The problem
When a line in the listing below contains the word "data", return a copy of that line.

Given entries section start

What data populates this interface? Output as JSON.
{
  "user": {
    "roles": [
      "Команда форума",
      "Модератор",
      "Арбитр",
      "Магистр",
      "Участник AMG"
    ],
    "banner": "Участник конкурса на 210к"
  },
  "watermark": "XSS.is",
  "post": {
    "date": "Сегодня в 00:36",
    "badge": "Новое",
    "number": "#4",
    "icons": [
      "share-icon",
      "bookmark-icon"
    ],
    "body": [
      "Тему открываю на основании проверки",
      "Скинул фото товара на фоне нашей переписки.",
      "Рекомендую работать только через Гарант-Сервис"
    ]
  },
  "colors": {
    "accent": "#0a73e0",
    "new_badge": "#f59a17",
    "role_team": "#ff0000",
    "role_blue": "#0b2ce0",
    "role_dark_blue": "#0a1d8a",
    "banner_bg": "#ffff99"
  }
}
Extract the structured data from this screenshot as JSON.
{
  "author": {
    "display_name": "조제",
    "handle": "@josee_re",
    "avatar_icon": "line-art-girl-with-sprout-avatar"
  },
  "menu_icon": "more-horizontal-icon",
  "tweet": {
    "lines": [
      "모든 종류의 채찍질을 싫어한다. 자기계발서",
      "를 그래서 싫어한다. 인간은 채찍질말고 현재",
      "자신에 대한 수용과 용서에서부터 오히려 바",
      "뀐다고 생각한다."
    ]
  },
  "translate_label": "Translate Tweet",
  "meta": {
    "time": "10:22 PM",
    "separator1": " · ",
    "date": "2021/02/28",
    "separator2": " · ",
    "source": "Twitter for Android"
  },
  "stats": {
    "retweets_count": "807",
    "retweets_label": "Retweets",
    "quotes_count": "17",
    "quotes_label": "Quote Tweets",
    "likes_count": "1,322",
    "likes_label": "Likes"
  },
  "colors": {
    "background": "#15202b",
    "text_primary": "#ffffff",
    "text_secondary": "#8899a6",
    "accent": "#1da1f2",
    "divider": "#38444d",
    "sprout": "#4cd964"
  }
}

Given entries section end

Result of this task
What data populates this interface? Output as JSON.
Extract the structured data from this screenshot as JSON.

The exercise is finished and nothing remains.